Aim of the exercise
All lines holding the word "comptes" should be located in the records and copied.

Source data
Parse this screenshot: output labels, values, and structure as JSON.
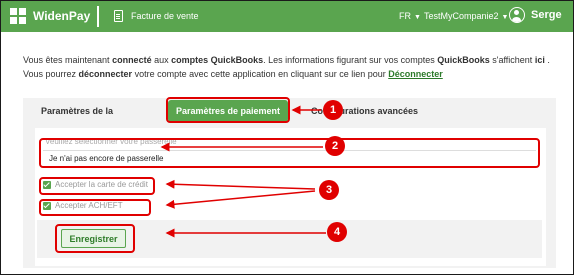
{
  "header": {
    "brand": "WidenPay",
    "page_title": "Facture de vente",
    "language": "FR",
    "company": "TestMyCompanie2",
    "user": "Serge"
  },
  "info": {
    "part1": "Vous êtes maintenant ",
    "bold1": "connecté",
    "part2": " aux ",
    "bold2": "comptes QuickBooks",
    "part3": ". Les informations figurant sur vos comptes ",
    "bold3": "QuickBooks",
    "part4": " s'affichent ",
    "bold4": "ici",
    "part5": " . Vous pourrez ",
    "bold5": "déconnecter",
    "part6": " votre compte avec cette application en cliquant sur ce lien pour ",
    "link": "Déconnecter"
  },
  "tabs": [
    {
      "label": "Paramètres de la compagnie"
    },
    {
      "label": "Paramètres de paiement"
    },
    {
      "label": "Configurations avancées"
    }
  ],
  "gateway": {
    "placeholder": "Veuillez sélectionner votre passerelle",
    "value": "Je n'ai pas encore de passerelle"
  },
  "options": {
    "credit_card": "Accepter la carte de crédit",
    "ach": "Accepter ACH/EFT"
  },
  "save_label": "Enregistrer",
  "annotations": [
    "1",
    "2",
    "3",
    "4"
  ],
  "colors": {
    "brand_green": "#5aa54f",
    "annotation_red": "#e00000"
  }
}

Result
    "bold2": "comptes QuickBooks",
    "part3": ". Les informations figurant sur vos comptes ",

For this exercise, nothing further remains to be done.